Records contained in a dataset
**********

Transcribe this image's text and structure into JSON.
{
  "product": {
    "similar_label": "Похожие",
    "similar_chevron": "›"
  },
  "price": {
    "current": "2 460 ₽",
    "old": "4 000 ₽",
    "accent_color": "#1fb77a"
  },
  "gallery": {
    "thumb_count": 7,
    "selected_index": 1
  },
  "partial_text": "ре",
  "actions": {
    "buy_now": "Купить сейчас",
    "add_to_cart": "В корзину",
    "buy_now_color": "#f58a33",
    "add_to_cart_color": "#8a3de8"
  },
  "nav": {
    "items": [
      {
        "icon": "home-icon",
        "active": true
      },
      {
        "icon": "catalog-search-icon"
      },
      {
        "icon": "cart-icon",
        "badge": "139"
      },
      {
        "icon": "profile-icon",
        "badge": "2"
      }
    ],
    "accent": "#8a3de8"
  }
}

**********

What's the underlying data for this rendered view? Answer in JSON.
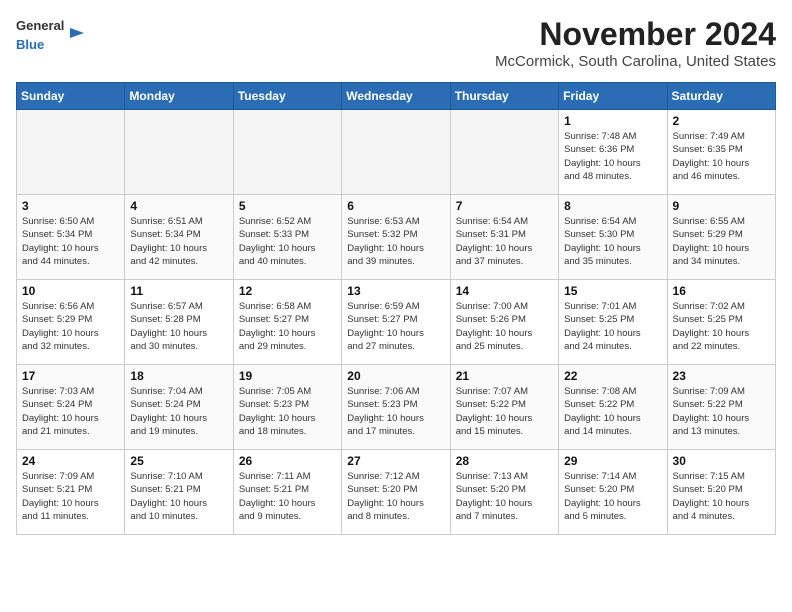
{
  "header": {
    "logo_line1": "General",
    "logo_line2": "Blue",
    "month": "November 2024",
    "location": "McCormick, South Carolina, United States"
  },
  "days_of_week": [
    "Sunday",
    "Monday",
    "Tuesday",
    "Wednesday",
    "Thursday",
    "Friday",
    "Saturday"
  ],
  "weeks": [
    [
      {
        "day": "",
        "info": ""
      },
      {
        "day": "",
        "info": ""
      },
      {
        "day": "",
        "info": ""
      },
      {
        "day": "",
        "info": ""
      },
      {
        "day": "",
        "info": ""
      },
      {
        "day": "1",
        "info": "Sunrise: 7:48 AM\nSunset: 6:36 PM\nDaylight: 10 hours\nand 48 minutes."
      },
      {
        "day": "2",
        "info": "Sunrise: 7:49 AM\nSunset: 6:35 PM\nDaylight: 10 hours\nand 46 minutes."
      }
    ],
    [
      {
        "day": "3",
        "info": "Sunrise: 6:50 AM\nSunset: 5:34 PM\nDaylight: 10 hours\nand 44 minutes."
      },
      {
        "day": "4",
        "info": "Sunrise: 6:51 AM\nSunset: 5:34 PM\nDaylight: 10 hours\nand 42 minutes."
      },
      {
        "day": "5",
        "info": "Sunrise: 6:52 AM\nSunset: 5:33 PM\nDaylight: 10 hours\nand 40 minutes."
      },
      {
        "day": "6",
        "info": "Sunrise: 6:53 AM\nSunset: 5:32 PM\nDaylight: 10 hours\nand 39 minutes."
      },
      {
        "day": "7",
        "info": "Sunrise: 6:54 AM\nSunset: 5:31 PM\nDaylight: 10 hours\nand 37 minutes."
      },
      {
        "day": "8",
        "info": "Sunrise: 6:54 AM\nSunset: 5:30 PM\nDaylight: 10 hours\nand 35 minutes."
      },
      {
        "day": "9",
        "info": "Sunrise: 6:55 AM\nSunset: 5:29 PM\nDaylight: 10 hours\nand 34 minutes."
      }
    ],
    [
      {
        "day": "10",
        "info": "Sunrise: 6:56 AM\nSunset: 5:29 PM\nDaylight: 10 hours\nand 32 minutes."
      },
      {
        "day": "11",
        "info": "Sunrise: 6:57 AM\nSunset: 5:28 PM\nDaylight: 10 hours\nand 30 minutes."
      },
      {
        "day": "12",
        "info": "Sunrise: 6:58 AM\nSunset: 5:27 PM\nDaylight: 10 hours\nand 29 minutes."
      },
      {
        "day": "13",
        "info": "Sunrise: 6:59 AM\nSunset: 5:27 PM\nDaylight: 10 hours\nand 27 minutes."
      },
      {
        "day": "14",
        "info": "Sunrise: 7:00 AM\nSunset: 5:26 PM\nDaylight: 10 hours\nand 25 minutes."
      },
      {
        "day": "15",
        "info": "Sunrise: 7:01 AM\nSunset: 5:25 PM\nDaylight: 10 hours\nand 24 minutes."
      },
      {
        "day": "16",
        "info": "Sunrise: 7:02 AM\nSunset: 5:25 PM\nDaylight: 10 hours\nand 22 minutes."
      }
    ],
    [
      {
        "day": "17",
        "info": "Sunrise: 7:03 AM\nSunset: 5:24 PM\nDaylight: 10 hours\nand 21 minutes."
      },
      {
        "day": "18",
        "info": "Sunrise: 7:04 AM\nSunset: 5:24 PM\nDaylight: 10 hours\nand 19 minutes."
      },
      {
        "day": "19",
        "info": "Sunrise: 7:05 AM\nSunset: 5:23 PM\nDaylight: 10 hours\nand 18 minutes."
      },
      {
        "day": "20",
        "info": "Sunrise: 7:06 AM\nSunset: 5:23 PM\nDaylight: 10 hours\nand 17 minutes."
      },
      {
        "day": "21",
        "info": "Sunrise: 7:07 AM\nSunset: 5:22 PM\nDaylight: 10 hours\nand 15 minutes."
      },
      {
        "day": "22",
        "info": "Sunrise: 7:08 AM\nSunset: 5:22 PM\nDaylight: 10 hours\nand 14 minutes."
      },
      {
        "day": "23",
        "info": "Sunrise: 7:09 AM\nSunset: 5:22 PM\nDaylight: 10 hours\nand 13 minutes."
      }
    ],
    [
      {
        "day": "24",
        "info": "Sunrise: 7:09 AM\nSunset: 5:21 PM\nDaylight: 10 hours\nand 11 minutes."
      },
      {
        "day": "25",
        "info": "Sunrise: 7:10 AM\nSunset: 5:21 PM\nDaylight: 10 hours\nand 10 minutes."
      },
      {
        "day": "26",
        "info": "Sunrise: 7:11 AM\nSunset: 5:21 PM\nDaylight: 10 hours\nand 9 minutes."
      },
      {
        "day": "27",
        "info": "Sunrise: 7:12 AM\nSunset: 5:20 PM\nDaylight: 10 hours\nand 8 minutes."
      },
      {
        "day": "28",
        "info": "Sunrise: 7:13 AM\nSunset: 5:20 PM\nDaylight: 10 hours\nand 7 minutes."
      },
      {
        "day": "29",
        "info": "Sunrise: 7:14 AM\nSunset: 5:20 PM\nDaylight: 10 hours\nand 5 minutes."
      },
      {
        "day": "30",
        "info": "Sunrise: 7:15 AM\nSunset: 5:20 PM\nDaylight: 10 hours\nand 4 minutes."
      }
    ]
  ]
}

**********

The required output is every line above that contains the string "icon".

        "icon": "home-icon",
        "icon": "catalog-search-icon"
        "icon": "cart-icon",
        "icon": "profile-icon",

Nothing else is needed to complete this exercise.